One unique feature of an Azure Object Anchor is that a single Object Anchor model can be detected in a variety of different locations or environments. In the example above, the user could use the application to detect the car model in different locations in the garage or even in an entirely different service center. If all copies of the car have the same physical shape, the Object Anchor will properly identify the location of each copy. This is different from a Spatial Anchor, which is tied to a single physical location in the world and will only be found in the same physical location where it was created.
Hybrid Use Cases Across Azure Spatial Anchors and Azure Object Anchors
The following are a series of examples which demonstrate how Azure Object Anchors and Azure Spatial Anchors can be used together to unlock more spatially aware Mixed Reality experiences.
Scenario: Interactively training employees using a “learning by doing” approach on a factory floor
Azure Object Anchors: Using object detection to identify a given machine on a factory floor, employees can see a digital overlay of instructions to be run when they find the machine in question.
Azure Spatial Anchors: Using Azure Spatial Anchors, employees can apply anchors to different locations of interest on the factory floor, which will be persisted across time. Azure Spatial Anchors help employees navigate indoors and find the content they care about in the space.
Together: When an object is detected in the environment using Object Anchors, we can drop a Spatial Anchor in that location with metadata about the object. When the employee walks through the space, they have a Spatial Anchor telling them where to go to find a machine on a factory floor. Once they get to the Spatial Anchor indicating the machine, they can detect the Object Anchor.
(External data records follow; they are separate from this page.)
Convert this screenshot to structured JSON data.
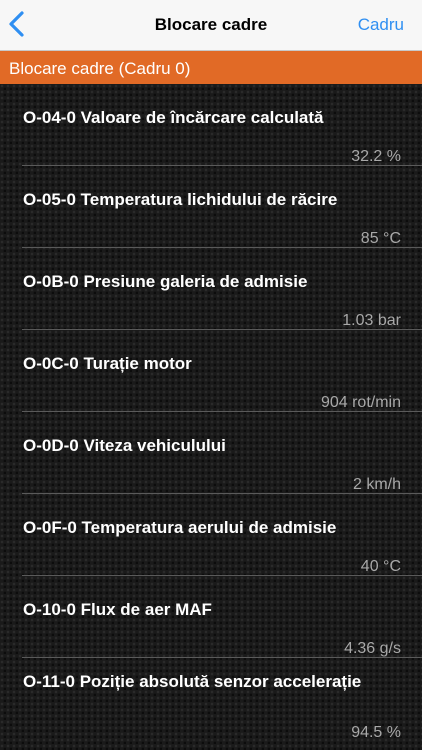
{
  "nav": {
    "title": "Blocare cadre",
    "right_button": "Cadru",
    "back_icon": "chevron-left-icon"
  },
  "section": {
    "title": "Blocare cadre (Cadru 0)"
  },
  "rows": [
    {
      "label": "O-04-0 Valoare de încărcare calculată",
      "value": "32.2 %"
    },
    {
      "label": "O-05-0 Temperatura lichidului de răcire",
      "value": "85 °C"
    },
    {
      "label": "O-0B-0 Presiune galeria de admisie",
      "value": "1.03 bar"
    },
    {
      "label": "O-0C-0 Turație motor",
      "value": "904 rot/min"
    },
    {
      "label": "O-0D-0 Viteza vehiculului",
      "value": "2 km/h"
    },
    {
      "label": "O-0F-0 Temperatura aerului de admisie",
      "value": "40 °C"
    },
    {
      "label": "O-10-0 Flux de aer MAF",
      "value": "4.36 g/s"
    },
    {
      "label": "O-11-0 Poziție absolută senzor accelerație",
      "value": "94.5 %"
    }
  ],
  "colors": {
    "accent": "#e16a26",
    "link": "#2f8ff2"
  }
}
You can augment your object detection experience by additionally leading the user straight towards the object to be detected using Spatial Anchors!
Scenario: Event staging and daily maintenance assistance for a theatre prop team
Theatre sets are very specific and detailed when it comes to the props that are used to set up a scene. Using spatial insight from our Azure Mixed Reality services, theatre tech
Azure Object Anchors: Object Anchors can be used to identify objects in the scene (for example, a couch) and align their 3D holographic representations with the real objects.
Azure Spatial Anchors: Spatial Anchors can help the employees keep track of the positions of the different props on the stage. Since a play has multiple scenes, it can be confusing and time consuming to have to memorize where each object must be in a short amount of time. Azure Spatial Anchors help map out the stage and identify the locations where different objects need to be placed on the stage.
Together: Every piece of furniture can be scanned by Azure Object Anchors for object detection and anchored to a specific location by Azure Spatial Anchors, positioning each piece relative to its corresponding location. When the theater stage is re-arranged due to a change of a scene, spatial insight can help re-position certain objects to the locations that have been pre-authored.
With Azure Object Anchors and Azure Spatial Anchors, a theatre prop employee does not have to memorize the specific locations of all the props; the only thing they must do is wear a HoloLens 2 device, anchor each prop to the desired location, and let the job be done for them!
As shown above, Azure Spatial Anchors and Azure Object Anchors can unlock immersive Mixed Reality experiences by using a variety of different anchoring mechanisms. Check out how these can be tied into your products to make them more aware of the objects and spaces around you!
Azure Spatial Anchors is currently supported on HoloLens 1, HoloLens 2, iOS devices with ARKit, and Android devices with ARCore.
Azure Object Anchors is currently supported on Hololens 2.
Get started with Azure Spatial Anchors sample code here.
Get started with Azure Object Anchors sample code here.